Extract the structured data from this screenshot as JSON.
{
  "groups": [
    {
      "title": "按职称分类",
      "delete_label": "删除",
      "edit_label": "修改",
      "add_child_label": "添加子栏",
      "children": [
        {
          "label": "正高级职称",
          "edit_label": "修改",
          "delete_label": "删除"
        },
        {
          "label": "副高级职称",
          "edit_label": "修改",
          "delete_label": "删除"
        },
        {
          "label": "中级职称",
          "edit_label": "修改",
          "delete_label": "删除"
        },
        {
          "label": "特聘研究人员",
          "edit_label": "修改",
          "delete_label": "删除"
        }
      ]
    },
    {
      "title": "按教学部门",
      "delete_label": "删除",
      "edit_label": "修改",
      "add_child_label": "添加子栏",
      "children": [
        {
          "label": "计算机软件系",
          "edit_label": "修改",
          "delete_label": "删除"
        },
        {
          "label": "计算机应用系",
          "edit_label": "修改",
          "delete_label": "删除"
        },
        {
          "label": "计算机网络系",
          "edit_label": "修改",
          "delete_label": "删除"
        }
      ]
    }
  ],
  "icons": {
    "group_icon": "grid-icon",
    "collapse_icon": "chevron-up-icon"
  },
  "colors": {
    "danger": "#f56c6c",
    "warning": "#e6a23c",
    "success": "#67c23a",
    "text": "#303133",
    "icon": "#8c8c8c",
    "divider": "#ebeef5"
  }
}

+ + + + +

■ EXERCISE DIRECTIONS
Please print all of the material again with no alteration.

■ EXERCISE RESULT
Extract the structured data from this screenshot as JSON.
{
  "groups": [
    {
      "title": "按职称分类",
      "delete_label": "删除",
      "edit_label": "修改",
      "add_child_label": "添加子栏",
      "children": [
        {
          "label": "正高级职称",
          "edit_label": "修改",
          "delete_label": "删除"
        },
        {
          "label": "副高级职称",
          "edit_label": "修改",
          "delete_label": "删除"
        },
        {
          "label": "中级职称",
          "edit_label": "修改",
          "delete_label": "删除"
        },
        {
          "label": "特聘研究人员",
          "edit_label": "修改",
          "delete_label": "删除"
        }
      ]
    },
    {
      "title": "按教学部门",
      "delete_label": "删除",
      "edit_label": "修改",
      "add_child_label": "添加子栏",
      "children": [
        {
          "label": "计算机软件系",
          "edit_label": "修改",
          "delete_label": "删除"
        },
        {
          "label": "计算机应用系",
          "edit_label": "修改",
          "delete_label": "删除"
        },
        {
          "label": "计算机网络系",
          "edit_label": "修改",
          "delete_label": "删除"
        }
      ]
    }
  ],
  "icons": {
    "group_icon": "grid-icon",
    "collapse_icon": "chevron-up-icon"
  },
  "colors": {
    "danger": "#f56c6c",
    "warning": "#e6a23c",
    "success": "#67c23a",
    "text": "#303133",
    "icon": "#8c8c8c",
    "divider": "#ebeef5"
  }
}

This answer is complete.